The answer is a very great deal. Of course, experts have continued to help and some excellent working gardeners have turned visions into reality. Head gardener Darren Webster has been a crucial link between the projects man, Michael, and the buying and planting since his appointment in 1997. Thenford’s walled garden is laid out with big rectangular water pools, beds and fruit trees in a pattern which is explicitly credited to a design by George Carter. However, the Heseltines saw and picked up on it at Chelsea Flower Show. I can testify that most of the choices are Heseltine choices too. I have watched them progress for more than 20 years.
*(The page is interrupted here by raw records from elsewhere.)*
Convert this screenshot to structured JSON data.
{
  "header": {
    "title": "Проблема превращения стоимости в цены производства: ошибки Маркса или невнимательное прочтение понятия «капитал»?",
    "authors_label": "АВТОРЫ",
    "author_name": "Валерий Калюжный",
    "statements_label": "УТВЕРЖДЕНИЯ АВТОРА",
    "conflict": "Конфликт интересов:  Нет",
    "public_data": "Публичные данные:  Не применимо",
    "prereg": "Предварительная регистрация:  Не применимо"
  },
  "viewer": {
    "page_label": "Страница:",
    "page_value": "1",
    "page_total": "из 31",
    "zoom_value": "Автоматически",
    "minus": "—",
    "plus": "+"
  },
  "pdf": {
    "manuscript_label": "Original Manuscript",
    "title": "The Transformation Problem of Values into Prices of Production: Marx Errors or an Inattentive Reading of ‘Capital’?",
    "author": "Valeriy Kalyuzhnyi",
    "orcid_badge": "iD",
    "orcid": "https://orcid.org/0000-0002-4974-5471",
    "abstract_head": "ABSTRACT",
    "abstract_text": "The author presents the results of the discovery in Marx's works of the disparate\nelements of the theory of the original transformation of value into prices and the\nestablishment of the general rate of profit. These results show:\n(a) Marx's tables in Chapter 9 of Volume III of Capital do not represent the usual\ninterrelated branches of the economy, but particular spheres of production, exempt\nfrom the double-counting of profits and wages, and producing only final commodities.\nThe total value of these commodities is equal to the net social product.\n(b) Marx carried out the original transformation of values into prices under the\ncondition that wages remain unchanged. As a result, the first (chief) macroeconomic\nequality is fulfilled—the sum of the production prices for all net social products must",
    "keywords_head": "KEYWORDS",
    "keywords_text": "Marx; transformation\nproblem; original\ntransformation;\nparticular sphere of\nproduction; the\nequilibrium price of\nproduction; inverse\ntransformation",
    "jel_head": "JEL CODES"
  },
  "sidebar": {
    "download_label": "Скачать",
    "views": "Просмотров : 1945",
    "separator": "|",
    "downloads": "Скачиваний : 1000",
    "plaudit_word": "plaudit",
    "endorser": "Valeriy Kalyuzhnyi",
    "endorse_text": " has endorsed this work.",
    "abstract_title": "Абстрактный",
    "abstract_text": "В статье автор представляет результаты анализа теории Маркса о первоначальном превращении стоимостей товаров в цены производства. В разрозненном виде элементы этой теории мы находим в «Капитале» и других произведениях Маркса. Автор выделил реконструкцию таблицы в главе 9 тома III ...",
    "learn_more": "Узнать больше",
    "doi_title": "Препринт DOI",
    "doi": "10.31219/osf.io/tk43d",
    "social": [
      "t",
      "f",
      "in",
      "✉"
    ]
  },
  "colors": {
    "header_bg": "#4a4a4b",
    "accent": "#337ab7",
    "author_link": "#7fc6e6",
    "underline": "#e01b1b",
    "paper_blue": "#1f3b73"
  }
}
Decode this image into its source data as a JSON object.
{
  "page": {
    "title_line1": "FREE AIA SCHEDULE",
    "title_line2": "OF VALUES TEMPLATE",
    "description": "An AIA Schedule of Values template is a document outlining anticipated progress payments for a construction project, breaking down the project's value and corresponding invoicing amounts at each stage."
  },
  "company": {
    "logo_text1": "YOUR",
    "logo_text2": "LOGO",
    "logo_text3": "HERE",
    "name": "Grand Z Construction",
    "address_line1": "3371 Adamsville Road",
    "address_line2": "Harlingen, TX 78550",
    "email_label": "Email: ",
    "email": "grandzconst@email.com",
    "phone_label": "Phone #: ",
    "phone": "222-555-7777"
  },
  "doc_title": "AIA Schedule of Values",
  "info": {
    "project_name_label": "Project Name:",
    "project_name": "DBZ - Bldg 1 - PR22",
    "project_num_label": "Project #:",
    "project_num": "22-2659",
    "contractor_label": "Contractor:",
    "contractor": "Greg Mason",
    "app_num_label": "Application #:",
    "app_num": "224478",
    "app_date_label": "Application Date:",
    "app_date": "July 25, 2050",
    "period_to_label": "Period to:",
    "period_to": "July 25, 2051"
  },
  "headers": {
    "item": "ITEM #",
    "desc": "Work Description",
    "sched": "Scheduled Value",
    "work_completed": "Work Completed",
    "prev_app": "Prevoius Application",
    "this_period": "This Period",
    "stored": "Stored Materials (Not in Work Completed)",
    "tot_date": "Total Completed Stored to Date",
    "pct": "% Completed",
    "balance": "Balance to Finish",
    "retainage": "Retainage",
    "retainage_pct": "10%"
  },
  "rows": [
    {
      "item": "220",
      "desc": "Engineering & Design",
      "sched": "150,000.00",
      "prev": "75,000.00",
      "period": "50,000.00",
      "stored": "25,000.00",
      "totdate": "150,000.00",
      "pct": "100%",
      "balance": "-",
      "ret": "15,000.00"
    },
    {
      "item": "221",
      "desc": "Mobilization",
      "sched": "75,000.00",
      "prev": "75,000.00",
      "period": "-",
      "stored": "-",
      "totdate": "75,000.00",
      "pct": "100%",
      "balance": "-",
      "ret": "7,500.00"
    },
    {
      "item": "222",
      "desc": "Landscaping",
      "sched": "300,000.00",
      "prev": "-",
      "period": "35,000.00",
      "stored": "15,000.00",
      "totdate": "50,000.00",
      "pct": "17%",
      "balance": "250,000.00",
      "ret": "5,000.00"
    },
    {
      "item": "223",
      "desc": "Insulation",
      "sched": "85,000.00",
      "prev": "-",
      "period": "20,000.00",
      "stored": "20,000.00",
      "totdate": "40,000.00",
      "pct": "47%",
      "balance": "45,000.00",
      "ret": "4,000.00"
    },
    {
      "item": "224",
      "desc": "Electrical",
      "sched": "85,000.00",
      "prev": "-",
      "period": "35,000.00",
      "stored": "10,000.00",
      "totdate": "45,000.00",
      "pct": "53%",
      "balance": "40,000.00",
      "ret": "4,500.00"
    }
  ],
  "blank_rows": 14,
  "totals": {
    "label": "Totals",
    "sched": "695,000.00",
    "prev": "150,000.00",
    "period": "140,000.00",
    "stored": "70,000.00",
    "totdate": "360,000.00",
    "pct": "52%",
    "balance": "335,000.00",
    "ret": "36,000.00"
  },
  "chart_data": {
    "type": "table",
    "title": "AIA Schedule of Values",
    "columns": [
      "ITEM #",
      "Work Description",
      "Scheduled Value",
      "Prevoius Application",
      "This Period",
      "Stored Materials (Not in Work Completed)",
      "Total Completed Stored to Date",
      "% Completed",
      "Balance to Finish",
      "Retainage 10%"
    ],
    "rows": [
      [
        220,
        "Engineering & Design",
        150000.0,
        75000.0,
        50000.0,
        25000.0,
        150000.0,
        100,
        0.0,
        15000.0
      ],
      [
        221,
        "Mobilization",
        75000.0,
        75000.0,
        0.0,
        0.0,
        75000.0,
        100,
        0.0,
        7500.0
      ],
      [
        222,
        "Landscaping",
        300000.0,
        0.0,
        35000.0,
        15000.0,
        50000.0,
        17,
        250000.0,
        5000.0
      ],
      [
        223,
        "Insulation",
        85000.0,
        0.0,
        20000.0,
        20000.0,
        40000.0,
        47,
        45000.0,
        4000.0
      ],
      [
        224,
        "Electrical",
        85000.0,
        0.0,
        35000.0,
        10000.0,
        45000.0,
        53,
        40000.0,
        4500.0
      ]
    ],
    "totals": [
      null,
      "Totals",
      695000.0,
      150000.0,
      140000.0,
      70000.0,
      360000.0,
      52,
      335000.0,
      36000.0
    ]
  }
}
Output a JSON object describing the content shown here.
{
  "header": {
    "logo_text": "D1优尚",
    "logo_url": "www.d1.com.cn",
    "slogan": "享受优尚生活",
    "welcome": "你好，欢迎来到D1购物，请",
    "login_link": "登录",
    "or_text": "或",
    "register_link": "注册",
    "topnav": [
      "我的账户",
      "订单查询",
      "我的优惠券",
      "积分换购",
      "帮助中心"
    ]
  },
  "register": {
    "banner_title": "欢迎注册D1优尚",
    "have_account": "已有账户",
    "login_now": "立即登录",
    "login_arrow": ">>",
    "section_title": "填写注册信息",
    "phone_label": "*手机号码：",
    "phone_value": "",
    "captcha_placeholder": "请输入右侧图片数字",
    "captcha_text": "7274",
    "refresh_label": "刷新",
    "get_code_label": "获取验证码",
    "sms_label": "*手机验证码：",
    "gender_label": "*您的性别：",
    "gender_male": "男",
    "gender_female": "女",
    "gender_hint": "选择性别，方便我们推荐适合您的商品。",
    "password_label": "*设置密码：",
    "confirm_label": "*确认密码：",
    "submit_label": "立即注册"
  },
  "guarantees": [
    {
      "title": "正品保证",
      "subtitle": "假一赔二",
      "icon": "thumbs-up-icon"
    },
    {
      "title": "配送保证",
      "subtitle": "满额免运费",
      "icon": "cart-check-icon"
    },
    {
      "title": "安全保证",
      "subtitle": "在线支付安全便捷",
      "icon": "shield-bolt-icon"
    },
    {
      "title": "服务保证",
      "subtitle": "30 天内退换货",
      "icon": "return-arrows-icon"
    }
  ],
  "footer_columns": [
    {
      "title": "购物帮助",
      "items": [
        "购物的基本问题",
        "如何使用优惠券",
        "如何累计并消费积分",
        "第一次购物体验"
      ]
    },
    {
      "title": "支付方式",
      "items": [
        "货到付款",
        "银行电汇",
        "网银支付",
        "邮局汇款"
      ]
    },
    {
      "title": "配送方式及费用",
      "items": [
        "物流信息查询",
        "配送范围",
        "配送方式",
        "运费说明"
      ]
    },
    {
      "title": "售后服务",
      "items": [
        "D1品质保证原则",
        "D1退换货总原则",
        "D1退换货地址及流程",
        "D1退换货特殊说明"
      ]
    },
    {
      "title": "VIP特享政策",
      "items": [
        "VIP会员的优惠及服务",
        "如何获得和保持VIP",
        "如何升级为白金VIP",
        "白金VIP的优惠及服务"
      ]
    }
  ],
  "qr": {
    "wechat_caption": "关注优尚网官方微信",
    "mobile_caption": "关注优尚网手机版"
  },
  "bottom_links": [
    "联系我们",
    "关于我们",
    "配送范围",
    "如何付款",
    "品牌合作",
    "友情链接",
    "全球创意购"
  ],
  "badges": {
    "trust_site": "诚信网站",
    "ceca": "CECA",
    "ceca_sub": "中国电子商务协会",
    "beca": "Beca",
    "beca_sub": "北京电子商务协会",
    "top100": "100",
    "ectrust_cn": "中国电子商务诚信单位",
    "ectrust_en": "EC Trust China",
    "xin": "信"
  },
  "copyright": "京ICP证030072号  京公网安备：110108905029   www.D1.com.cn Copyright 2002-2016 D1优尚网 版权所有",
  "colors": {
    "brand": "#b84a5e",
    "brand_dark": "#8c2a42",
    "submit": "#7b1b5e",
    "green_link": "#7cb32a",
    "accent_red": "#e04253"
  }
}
Outside the big brick walled garden a long herbaceous border had to be designed from scratch. Offices of state did not stop Michael from choosing and arranging many of the plants himself. I confess to having borrowed from him in turn, copying his use of giant Ferula, the 9ft-high fennel, as a bold feature early in the year in the back row.
A recent project shows Michael at his best. On a visit to the Cornish garden of the then-president of the RHS he was sure he had seen a big wisteria growing in a stone trough. Troughs therefore became his next project. Job lots of these iconic objects were pounced on far and wide and planted with small hardy plants, including a spectacular range of autumn gentians. However, on returning to the Cornish garden which had kick-started the idea Michael could not find any wisteria in a trough. The entire project had been powered by a misremembered mirage. It had also been driven by a man in his eighties with no signs of losing heart.
All summer the one politician who wrote and spoke with inspiring passion for the Remain campaign was Michael Heseltine. A towering performance on BBC Radio 4’s Any Questions earned an ovation from the listeners across any political divide. To their glee a final question about possible disenfranchisement of the elderly caused Michael to reply that he considered himself probably to be immortal. Through his astonishing garden, his trees and shrubs will carry his impact far into the next century. No recent prime minister can say as much.
‘Thenford: The Creation of an English Garden’ by Michael and Anne Heseltine is published by Head of Zeus, £40